You want this to be the moment when she is taken back into her husband’s embrace but no, we have to wait until the bow has been strung, the suitors and slaves slaughtered, and the riddle of the bed solved. And Michael Longley gives us that moment:

Telling the truth and telling lies, Odysseus
So close to Penelope, yet so far away,
In the middle of his rigamarole, a brooch,
A golden dog grasping a dappled fawn
In his forepaws, fascinated by it
As he throttles its struggle to get free,
A clasp of such intricate craftsmanship
For fastening (in his story) the tunic…

Poetry has this capacity to turn on itself, to contain the old story and to make something new of it, its own intricate craftsmanship modelling the fine metal of myth and love and faith, and yes, cruelty, as the dog throttles the fawn and the man withholds his own identity from a woman who has waited twenty years for her husband to return to her.

This morning, thinking about the brooch, I remembered the dog I gave to John, most often worn with a vest I sewed for him (look at those buttons!), but once worn on the lapel of a black suit to Rideau Hall when he won the Governor General’s Award for Poetry in 2006. In her sweet voice, the Right Honourable Michaëlle Jean asked him what the dog meant.
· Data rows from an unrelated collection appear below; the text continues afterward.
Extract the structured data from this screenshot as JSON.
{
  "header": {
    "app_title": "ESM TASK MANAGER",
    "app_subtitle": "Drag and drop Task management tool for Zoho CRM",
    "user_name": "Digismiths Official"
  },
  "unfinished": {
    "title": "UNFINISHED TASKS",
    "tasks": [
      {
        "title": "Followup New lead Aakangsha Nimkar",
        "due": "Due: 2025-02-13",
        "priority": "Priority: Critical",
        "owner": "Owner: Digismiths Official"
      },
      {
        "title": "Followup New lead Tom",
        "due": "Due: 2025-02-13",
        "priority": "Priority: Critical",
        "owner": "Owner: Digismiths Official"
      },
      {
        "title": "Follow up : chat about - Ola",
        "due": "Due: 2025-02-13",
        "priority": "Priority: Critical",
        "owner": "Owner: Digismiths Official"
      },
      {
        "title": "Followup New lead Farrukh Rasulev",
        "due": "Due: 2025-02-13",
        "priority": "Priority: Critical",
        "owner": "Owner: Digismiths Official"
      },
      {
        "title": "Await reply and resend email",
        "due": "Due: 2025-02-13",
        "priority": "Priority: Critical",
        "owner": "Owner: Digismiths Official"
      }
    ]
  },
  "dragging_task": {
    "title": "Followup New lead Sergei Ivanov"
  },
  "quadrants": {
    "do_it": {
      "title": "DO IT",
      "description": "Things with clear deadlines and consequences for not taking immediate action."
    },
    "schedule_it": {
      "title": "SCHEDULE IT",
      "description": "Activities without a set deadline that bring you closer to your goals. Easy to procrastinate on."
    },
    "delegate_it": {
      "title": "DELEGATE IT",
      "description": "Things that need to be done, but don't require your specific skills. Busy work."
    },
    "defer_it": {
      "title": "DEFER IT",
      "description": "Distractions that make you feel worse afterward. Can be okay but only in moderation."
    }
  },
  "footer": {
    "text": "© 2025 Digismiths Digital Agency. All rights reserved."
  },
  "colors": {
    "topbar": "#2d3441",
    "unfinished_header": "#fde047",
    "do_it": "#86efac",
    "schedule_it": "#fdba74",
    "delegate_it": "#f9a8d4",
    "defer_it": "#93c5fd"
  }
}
And he told her it was protection against the other dogs of Canadian literature. To which she gave a small surprised laugh.

Was Odysseus’s brooch a protection? An amulet that took him through war and wild water? Did it slip from its clasp or fall with the tunic and cloak? He was naked when Nausikaa found him by the river, a time when he surely could have used a noble robe, held in place with a golden dog.

we were never going to be old

jp-tk

Today is my husband John‘s 70th birthday. When we met in 1979, we knew we wanted to spend our lives together. And we have. We’ve done what we hoped to: built a house, planted trees, written books, loved 3 children to adulthood, and now have the pleasure of our grandchildren. There have been dark times, of course, and I suspect there will be more. But this morning, by the woodstove, watching my beloved open gifts—Jorie Graham’s new collection, Fast; a beautiful scarf; a couple of bottles of special red wine; condiments and implements from Ottawa; Colm Toibin’s study of Elizabeth Bishop; tickets to the Vancouver Symphony—I saw the young man who captured my heart when I heard him read poems at Open Space in Victoria with bill bissett. Did he read from Love’s Confidence that evening? I can’t remember. But opening it now, I read the last poem, and hope for decades yet, that opening for the moon.

Finally

Taken out
of myself
the words are

a special green
of leaves beneath
the streetlamp.

I want to go on.
I want the poem
it could be

the opening the clouds
make for the moon.